With a ruddy face of sun-baked skin
and overalls embedded with fish scales,
he’s a grungy old salt who knows the secrets of the earth.

He’s a walking Farmer’s Almanac who can swim
through a swarm of stars and play tunes
under a hovering moon twanging his mandolin.

He makes something out of nothing, building a hovel
out of timbers from old barns scrounged from the dump.
A tarnished silverware chime tinkles in the wind.

He plants blue potatoes, hot-house tomatoes
and succulent strawberries and can’t keep up
with the demand at his roadside stand.

He waits for a winnowing east wind, best tides
for fish and clams, and reveals when mackerel are swimming in.
Up before dawn, he devours each day like a magic bird.

Two nets are set each night. His wife, Malvina , no longer knows
where she is, sits in his rusty Chevy safe from black flies and no-see-ums
as he rows out in the bay in his barnacle-encrusted dory.

A friend of seals bobbing up and down, until they hunger
to harvest his nets, then his shotgun is fired: Boom!
Collects the heads for a twenty-five buck bounty.

He flicks his fly-rod like a picador’s lance,
snagging sea trout where the sweet Dirty River
feeds the briny waters of Saint Mary’s Bay.

A friend of eels, until he nails them to a board,
skinning, smoking them, and shipping them to Germany
for pot-bellied burghers in beer-sodden rathskellers.

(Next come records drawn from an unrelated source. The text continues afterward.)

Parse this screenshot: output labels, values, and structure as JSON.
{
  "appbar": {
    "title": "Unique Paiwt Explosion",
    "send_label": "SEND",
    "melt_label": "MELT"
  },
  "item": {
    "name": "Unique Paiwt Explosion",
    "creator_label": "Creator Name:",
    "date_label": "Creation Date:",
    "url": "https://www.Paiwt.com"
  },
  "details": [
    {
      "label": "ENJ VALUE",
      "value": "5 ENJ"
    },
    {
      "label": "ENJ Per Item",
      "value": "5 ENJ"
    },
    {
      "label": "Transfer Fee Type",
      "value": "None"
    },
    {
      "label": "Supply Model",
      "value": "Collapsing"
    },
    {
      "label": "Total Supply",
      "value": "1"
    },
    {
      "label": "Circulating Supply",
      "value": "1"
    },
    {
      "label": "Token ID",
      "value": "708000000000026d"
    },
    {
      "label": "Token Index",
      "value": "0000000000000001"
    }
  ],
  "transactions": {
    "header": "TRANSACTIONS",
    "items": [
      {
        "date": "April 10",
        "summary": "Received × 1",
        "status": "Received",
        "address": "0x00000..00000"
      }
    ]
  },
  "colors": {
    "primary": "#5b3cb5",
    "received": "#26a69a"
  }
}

In touch with what is, he doesn’t know
he is transcendent. Before he leaves home,
a sign on his kitchen wall reminds him:

“Life is fragile, handle with prayer.”